PROBLEM DESCRIPTION
Read through the listing below, and copy every line where the string "source" appears.

INFORMATION SHOWN

......

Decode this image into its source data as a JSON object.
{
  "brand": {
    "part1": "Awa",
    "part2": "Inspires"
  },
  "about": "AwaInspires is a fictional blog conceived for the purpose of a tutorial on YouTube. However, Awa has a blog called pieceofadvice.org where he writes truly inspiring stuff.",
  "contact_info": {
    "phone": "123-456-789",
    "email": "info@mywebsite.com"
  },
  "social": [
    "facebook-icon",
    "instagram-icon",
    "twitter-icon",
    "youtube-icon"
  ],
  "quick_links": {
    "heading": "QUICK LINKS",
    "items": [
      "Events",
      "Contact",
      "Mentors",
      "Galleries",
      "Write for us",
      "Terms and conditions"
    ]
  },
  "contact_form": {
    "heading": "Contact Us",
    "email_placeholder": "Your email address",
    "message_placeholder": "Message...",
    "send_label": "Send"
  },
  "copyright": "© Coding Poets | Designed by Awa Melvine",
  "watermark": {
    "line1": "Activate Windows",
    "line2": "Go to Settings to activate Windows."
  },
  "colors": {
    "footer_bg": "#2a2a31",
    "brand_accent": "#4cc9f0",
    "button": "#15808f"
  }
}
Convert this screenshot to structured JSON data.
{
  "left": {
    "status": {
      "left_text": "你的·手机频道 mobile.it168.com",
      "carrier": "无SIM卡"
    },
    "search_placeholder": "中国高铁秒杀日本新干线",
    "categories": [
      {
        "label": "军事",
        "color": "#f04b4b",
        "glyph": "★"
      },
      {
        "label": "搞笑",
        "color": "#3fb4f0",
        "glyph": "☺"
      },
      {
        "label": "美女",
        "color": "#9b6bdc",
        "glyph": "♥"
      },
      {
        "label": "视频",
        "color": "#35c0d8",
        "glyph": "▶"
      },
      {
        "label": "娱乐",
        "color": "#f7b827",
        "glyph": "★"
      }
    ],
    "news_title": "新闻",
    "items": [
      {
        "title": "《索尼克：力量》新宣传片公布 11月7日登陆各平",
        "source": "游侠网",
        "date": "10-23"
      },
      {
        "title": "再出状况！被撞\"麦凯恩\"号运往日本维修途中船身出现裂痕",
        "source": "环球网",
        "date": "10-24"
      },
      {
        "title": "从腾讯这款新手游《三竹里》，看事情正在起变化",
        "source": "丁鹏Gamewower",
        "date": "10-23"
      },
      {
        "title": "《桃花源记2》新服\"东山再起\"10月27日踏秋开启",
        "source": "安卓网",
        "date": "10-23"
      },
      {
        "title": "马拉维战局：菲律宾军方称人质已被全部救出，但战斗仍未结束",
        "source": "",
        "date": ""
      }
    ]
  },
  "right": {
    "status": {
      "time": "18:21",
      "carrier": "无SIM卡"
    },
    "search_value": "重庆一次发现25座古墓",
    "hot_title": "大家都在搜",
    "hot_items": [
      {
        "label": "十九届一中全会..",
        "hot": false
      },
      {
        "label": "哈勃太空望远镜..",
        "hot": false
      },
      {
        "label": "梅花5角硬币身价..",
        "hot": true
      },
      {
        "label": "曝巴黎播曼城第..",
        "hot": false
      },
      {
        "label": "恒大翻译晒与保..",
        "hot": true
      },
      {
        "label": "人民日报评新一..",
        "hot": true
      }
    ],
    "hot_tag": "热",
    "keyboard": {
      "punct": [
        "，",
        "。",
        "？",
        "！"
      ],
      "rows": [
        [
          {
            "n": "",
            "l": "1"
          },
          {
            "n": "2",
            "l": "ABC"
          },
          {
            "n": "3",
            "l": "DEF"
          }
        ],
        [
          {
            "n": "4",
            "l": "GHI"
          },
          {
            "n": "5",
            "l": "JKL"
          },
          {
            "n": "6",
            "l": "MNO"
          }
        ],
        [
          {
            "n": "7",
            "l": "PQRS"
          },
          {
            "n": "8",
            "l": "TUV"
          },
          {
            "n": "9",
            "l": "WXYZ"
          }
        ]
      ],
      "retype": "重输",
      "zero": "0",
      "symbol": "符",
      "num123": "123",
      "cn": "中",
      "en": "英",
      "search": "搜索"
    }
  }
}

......

ANSWER SPACE
Decode this image into its source data as a JSON object.
        "source": "游侠网",
        "source": "环球网",
        "source": "丁鹏Gamewower",
        "source": "安卓网",
        "source": "",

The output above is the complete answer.